Breckling, B. und Verhoeven, R. (eds) (2004):

Risk Hazard Damage.
Specification of Criteria to Assess Environmental Impact of Genetically Modified Organisms.
Heft 01, 256 Seiten, Eur 20,00; ISBN 3-7843-3901-8

This volume presents twenty contributions of international experts in science and administration on:

- Expectations and anticipations of effects of genetically modified organisms (GMO)
- Novel aspects in environmental risk evaluation
- Legal aspects and monitoring
- Concepts of risk and perception in the society

While the industry attempts to turn the emerging properties of transgenic organisms into marketable products, the general public in Europe remains intransigently sceptical to accept genetically modified organisms as food or food ingredients.

In the heated public debate on GMO scientific arguments are likely to be used instrumentally from various sides - either to advertise or to demonise. Despite the intensity of the controversies, an important basis of decision, a central reference point of judgement remains widely obscured: What measure can be used to decide whether an environmental change, brought about by a certain type of genetically modified organism, is harmful or not?

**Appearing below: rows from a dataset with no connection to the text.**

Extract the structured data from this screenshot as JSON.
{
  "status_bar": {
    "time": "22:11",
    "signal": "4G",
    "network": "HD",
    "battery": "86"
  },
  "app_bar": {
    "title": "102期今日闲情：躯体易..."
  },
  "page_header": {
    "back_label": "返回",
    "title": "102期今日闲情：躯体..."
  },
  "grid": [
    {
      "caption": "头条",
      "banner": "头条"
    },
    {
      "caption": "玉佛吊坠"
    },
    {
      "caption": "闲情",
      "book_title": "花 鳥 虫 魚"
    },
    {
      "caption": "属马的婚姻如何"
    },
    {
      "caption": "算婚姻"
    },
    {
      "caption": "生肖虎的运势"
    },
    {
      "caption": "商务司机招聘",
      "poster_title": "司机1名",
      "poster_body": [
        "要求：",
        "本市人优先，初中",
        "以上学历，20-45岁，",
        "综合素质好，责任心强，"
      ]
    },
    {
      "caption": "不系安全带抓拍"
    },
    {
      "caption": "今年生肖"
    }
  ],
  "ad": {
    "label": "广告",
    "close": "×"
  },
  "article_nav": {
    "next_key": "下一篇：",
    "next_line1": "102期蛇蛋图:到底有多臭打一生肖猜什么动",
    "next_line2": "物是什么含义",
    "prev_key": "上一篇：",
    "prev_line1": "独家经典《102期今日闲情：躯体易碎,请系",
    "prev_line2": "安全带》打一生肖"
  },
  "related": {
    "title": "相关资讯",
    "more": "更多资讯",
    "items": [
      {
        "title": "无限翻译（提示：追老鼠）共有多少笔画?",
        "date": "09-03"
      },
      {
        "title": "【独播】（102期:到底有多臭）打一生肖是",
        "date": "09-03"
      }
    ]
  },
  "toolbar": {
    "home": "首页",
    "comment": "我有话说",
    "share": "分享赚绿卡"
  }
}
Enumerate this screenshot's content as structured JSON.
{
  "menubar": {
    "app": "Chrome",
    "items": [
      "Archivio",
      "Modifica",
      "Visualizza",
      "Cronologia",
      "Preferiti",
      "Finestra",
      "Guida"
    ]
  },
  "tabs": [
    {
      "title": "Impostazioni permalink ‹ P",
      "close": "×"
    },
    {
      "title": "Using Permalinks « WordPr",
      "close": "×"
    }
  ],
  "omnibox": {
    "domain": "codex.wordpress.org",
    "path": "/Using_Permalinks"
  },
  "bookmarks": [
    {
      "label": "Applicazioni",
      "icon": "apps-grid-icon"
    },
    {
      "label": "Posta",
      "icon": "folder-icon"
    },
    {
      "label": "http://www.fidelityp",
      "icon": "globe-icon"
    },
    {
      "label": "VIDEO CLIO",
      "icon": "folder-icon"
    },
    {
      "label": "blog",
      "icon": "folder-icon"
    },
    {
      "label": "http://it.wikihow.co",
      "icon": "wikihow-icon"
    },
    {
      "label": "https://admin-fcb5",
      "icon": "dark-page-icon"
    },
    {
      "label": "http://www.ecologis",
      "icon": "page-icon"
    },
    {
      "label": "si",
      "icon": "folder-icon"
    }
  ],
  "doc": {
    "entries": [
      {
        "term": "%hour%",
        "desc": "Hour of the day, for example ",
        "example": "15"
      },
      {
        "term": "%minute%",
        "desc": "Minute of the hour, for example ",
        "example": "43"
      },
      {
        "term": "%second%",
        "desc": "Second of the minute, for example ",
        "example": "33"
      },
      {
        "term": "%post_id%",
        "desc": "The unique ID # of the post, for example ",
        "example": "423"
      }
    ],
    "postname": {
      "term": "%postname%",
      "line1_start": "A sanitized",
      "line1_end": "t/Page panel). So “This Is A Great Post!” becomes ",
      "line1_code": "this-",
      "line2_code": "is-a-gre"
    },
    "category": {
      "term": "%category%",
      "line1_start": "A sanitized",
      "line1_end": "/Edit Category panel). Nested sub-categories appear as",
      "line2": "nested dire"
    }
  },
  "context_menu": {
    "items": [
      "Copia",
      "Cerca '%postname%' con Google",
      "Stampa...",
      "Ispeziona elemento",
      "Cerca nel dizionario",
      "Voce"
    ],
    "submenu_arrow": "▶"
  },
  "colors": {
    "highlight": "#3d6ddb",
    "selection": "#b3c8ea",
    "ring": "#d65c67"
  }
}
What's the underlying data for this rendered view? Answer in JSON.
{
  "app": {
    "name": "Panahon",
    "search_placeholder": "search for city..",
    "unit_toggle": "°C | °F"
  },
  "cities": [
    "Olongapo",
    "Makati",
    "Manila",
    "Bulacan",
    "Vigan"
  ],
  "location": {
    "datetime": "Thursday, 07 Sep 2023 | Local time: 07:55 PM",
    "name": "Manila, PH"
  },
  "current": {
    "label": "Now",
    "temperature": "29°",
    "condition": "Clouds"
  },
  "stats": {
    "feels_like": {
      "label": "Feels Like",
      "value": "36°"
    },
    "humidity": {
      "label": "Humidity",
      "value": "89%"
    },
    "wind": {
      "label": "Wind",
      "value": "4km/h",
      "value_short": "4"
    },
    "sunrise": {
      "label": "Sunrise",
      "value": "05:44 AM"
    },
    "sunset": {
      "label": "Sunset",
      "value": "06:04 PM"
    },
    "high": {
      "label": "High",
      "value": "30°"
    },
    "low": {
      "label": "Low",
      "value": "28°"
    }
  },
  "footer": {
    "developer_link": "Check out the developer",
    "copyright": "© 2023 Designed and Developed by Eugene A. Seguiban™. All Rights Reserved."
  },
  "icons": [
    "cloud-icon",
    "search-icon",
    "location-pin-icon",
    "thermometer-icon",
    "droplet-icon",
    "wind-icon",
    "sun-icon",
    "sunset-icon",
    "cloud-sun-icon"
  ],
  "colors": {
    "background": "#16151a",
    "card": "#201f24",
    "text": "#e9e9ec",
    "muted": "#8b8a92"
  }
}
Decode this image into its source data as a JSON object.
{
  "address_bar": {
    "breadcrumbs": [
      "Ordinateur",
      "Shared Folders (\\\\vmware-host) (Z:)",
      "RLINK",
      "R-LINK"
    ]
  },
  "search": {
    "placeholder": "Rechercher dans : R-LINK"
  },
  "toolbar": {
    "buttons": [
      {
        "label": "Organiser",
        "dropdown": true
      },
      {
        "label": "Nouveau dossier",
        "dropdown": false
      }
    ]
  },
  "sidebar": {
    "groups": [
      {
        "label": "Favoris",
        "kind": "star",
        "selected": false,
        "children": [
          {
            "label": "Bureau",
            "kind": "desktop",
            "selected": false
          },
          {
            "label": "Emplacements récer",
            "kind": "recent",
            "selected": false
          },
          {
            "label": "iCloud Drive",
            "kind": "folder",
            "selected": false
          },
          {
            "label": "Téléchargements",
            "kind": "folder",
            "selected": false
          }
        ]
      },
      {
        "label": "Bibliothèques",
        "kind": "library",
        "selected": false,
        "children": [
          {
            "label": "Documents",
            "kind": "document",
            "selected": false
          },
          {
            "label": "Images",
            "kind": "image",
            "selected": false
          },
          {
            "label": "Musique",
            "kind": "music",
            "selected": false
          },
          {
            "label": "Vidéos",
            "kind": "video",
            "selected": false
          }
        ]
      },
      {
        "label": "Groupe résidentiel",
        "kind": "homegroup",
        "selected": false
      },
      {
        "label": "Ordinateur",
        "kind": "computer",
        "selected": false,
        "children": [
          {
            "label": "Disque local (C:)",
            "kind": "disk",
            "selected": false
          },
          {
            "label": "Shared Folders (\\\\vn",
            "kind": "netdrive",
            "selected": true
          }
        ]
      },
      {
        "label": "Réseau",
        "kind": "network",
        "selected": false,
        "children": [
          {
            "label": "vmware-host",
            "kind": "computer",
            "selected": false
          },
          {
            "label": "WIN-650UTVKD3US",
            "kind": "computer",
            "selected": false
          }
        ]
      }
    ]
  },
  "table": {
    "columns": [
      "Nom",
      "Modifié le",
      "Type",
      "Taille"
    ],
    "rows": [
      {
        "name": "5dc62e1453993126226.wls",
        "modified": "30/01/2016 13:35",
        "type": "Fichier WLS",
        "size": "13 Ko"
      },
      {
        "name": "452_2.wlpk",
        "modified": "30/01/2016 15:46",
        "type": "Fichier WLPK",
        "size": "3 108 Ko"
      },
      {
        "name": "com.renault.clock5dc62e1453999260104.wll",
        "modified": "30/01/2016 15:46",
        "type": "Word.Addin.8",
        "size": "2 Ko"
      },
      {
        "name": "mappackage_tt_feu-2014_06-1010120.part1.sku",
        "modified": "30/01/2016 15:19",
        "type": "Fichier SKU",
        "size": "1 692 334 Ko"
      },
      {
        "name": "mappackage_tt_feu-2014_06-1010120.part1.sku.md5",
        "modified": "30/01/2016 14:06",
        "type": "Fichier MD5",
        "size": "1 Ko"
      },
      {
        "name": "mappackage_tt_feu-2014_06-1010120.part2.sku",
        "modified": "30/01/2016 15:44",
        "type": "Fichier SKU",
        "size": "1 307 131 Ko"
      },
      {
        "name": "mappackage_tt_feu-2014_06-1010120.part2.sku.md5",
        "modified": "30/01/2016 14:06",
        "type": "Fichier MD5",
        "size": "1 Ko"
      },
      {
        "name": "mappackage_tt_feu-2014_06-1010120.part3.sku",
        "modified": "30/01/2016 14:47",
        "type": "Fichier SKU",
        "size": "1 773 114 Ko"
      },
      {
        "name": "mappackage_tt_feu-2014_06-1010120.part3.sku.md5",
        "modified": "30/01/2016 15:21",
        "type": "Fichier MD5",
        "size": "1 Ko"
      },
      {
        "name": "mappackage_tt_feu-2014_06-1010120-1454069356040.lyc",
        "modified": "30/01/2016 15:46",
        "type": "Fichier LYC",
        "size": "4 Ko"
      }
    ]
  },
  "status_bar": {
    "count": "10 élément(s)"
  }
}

It was this deficit that encouraged the Specialist Group on Gene Ecology of the Ecological Society of Germany, Austria and Switzerland to invite experts in order to critically evaluate experiences with the use of genetically modified organisms in agriculture as well as to present the state of scientific knowledge to operationalise the concepts of risk, hazard and damage.

Last Change: 03/06/2013